__THE PROBLEM__: How many lines below contain the word "부과됩니다"? Give only the number.

__RECORDS SHOWN__:
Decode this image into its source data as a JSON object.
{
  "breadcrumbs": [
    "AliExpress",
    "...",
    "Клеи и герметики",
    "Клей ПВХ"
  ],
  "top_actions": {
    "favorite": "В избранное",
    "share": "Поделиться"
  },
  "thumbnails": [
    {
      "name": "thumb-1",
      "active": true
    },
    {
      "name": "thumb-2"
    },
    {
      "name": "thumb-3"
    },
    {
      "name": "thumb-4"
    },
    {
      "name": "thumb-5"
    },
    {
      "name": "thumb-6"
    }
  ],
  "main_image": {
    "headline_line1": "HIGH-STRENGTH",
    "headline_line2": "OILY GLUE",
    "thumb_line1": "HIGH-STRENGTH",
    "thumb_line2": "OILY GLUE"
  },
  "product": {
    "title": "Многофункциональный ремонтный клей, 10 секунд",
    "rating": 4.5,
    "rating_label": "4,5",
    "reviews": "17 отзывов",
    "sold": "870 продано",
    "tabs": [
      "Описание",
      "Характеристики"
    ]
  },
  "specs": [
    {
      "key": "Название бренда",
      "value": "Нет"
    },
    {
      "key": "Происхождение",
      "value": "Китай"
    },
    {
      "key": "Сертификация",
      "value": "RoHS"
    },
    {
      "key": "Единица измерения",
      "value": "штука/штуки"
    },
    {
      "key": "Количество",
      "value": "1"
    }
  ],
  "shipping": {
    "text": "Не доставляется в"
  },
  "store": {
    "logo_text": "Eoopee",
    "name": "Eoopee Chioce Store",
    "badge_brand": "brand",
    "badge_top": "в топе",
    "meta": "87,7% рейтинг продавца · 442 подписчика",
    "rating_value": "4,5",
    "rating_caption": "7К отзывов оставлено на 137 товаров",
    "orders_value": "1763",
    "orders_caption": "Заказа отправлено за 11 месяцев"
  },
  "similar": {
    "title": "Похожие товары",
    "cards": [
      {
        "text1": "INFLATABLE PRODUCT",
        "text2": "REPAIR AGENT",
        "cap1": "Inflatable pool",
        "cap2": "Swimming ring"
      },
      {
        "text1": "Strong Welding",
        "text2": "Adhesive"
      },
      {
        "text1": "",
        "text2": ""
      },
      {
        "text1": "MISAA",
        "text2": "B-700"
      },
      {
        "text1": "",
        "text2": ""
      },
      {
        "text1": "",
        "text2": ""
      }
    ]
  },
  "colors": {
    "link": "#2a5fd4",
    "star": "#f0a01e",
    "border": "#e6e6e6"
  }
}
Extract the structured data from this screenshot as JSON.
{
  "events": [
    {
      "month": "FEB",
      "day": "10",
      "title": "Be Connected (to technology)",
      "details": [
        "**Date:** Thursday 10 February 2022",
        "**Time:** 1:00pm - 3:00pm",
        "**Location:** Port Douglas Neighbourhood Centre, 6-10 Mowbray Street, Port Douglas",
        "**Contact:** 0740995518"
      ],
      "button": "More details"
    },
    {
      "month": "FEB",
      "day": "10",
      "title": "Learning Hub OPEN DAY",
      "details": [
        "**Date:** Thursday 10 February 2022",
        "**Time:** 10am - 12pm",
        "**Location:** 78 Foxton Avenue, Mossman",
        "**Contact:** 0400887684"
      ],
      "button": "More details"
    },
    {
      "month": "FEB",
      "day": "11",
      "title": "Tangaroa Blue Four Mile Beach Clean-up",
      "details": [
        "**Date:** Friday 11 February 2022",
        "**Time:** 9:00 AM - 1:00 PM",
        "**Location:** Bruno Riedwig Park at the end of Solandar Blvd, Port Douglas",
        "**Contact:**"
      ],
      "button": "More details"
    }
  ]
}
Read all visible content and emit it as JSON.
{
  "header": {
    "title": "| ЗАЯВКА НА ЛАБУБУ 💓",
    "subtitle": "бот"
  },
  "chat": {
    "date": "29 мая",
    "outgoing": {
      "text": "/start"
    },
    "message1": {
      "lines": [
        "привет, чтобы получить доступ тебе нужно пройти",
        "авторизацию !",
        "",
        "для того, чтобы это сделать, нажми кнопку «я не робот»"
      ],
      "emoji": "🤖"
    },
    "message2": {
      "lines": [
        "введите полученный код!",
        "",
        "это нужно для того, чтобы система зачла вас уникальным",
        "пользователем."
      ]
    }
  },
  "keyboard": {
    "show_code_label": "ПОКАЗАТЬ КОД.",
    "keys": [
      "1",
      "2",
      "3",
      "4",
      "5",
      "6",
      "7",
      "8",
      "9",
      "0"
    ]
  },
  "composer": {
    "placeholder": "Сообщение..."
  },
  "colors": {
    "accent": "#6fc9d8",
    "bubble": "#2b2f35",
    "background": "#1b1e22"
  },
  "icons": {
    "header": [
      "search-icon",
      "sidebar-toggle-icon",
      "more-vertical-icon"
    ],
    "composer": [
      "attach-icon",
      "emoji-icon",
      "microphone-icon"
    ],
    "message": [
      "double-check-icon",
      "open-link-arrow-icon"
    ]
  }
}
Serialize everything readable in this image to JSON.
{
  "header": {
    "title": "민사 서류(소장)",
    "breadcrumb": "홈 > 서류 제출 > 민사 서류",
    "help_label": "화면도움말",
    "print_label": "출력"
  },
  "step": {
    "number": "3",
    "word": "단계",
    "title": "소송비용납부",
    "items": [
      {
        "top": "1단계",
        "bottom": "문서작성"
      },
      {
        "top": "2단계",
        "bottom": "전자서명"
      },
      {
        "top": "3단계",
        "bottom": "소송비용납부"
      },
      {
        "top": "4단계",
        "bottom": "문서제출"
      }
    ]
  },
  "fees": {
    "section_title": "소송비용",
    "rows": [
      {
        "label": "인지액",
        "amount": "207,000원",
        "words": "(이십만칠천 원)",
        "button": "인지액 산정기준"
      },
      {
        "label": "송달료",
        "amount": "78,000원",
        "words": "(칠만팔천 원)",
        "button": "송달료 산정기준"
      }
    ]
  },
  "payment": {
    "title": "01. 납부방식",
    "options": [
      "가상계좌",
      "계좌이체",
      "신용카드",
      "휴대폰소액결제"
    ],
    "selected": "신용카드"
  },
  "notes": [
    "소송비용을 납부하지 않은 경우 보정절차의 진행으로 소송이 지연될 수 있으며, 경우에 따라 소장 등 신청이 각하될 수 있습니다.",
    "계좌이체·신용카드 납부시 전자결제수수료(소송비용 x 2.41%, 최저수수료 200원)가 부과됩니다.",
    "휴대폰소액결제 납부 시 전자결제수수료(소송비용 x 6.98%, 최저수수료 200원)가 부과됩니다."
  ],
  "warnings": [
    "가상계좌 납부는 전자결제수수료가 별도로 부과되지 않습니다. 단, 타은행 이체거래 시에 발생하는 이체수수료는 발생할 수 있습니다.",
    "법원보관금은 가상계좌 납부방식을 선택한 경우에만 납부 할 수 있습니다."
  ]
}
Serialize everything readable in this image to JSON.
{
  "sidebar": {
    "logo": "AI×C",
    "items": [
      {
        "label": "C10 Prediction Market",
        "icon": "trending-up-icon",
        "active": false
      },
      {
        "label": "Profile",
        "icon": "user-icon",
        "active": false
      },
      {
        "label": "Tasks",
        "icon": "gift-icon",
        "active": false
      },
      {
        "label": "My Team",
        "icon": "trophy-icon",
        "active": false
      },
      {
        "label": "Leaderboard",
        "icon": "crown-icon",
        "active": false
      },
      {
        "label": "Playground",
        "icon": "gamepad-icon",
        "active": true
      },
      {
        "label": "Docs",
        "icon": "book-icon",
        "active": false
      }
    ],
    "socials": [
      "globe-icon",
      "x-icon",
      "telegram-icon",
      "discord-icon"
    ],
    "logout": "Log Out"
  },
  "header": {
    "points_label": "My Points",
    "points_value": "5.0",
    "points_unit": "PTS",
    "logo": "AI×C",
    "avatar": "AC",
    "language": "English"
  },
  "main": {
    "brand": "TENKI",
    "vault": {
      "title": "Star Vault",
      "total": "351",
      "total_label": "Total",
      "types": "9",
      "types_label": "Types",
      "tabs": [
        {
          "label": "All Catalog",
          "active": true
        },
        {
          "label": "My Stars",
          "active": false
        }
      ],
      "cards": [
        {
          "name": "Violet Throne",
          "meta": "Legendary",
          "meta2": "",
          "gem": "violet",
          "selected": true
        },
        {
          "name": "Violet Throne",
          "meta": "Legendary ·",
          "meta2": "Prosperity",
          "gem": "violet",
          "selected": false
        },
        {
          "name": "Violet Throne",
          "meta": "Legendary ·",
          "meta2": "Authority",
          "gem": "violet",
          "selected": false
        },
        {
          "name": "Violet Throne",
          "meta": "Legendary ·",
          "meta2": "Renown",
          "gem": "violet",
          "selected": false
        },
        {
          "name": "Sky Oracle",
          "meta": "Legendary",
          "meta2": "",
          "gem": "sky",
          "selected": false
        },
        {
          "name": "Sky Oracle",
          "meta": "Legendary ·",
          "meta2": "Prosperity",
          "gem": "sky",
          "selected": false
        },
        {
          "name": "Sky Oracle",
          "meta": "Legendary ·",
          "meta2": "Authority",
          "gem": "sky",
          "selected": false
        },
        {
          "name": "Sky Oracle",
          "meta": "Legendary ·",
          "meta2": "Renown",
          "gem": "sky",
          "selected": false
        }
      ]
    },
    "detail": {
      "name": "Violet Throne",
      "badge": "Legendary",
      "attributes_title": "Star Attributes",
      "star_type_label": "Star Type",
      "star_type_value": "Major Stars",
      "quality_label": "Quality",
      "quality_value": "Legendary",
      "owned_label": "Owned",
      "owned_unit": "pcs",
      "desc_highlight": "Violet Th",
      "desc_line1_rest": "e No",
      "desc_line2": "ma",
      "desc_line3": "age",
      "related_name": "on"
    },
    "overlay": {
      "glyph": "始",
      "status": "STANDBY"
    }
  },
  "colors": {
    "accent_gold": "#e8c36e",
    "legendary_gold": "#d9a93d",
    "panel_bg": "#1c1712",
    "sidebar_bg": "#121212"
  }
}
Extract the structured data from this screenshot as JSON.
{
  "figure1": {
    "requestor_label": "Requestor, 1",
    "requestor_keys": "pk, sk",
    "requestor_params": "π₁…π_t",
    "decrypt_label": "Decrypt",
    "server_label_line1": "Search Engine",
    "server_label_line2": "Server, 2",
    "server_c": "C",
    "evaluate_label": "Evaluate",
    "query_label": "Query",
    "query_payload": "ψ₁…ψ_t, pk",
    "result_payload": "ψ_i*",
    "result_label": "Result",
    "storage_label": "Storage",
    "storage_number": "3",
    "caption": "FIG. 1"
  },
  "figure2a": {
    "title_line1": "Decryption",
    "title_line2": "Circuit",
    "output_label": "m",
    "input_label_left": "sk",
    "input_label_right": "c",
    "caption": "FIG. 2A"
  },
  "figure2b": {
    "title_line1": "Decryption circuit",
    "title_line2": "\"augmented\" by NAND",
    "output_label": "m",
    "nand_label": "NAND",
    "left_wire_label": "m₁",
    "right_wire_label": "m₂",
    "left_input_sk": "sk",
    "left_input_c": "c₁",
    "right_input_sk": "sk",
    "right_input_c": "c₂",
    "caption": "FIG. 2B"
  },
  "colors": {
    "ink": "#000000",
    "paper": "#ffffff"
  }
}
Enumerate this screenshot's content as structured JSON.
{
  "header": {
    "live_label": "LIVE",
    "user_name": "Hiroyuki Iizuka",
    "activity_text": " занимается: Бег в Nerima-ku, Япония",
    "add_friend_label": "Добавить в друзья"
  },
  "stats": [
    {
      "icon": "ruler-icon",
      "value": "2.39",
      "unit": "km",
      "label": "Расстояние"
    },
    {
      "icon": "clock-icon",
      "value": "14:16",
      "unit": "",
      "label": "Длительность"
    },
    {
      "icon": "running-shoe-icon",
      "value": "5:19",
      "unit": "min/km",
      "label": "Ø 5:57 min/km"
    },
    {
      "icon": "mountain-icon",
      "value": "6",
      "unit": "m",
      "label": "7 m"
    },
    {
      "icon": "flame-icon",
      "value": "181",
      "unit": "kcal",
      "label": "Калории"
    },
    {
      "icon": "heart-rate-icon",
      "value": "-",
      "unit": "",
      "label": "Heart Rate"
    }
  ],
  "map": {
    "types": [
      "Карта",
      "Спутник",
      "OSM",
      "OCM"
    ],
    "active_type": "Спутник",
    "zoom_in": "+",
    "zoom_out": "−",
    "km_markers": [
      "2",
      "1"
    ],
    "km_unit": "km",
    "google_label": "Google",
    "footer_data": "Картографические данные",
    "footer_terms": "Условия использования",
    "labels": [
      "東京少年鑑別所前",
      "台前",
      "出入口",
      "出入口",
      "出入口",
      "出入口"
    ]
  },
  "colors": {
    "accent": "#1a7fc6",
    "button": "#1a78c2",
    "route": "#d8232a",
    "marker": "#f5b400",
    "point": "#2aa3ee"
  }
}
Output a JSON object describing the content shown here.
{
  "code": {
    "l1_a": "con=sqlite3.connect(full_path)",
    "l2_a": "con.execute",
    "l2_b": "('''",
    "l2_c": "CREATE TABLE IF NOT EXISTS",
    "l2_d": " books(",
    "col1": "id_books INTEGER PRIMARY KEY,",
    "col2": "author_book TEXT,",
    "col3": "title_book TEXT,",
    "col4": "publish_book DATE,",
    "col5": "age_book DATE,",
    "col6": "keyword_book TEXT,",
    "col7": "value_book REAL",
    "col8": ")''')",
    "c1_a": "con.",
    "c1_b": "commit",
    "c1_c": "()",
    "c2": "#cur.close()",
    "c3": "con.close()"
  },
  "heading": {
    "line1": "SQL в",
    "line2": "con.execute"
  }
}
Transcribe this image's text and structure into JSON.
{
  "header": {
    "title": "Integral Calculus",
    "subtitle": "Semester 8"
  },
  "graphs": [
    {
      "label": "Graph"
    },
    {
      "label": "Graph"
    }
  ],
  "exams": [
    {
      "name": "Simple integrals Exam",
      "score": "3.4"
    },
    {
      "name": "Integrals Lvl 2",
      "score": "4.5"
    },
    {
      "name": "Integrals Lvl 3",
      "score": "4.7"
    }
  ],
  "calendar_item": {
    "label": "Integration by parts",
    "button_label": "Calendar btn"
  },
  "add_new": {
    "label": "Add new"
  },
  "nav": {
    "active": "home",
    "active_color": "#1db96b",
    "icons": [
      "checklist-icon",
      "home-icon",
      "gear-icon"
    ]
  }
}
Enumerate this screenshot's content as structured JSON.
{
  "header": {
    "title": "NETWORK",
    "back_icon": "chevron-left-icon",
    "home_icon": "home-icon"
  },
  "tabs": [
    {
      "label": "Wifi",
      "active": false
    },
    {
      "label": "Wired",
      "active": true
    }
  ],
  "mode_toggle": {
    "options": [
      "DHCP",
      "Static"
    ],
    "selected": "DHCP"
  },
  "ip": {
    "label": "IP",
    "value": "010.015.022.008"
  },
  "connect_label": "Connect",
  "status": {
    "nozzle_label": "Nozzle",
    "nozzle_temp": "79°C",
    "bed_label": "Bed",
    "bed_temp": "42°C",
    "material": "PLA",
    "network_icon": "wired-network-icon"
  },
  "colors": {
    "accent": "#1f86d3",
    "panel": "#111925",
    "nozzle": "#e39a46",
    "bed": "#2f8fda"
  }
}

__ANSWER AREA__: 2